Items from a data source
────────────────

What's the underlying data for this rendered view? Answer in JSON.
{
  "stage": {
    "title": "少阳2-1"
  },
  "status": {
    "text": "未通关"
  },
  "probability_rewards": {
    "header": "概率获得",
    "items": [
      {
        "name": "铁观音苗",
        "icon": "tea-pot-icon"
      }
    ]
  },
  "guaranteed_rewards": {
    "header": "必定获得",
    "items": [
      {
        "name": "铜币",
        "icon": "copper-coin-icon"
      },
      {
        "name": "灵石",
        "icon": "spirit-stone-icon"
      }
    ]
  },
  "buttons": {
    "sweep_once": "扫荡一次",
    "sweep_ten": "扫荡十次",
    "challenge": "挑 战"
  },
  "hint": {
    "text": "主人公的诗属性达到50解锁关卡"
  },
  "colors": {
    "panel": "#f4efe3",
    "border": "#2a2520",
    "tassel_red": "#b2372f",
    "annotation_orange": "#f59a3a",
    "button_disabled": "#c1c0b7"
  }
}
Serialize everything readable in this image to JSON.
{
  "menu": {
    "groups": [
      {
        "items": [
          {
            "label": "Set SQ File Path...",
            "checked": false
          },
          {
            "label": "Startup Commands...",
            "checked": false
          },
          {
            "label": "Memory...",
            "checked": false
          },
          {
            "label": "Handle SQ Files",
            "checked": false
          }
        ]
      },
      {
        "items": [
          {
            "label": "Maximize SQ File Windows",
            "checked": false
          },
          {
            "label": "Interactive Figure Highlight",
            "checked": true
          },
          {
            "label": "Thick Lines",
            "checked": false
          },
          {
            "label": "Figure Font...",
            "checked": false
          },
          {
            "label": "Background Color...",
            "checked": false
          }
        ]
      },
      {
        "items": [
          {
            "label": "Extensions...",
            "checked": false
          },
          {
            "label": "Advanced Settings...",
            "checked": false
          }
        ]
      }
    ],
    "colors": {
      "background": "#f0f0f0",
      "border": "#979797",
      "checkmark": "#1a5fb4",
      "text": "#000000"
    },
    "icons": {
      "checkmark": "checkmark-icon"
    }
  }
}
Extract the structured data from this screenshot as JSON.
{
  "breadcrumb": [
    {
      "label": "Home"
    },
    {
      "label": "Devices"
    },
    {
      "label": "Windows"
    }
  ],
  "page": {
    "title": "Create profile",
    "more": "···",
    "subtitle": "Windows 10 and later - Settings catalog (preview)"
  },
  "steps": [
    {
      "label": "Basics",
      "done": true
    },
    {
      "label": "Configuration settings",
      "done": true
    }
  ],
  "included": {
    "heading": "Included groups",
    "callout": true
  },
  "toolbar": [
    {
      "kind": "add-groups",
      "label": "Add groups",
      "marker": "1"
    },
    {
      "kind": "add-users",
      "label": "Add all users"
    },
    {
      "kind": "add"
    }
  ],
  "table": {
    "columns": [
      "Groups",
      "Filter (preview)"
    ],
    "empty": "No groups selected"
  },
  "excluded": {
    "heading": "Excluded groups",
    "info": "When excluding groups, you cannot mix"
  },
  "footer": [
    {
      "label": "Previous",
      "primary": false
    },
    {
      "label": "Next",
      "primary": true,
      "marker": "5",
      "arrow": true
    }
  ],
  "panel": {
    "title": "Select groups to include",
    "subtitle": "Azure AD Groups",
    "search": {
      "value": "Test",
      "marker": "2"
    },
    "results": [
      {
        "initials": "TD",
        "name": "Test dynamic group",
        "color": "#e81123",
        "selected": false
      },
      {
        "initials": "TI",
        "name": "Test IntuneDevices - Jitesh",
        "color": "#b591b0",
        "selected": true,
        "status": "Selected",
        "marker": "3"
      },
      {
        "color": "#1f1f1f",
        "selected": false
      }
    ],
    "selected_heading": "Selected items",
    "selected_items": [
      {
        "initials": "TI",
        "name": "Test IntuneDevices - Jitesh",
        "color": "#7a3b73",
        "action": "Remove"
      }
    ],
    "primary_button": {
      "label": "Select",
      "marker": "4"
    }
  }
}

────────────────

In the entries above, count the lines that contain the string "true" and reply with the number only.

7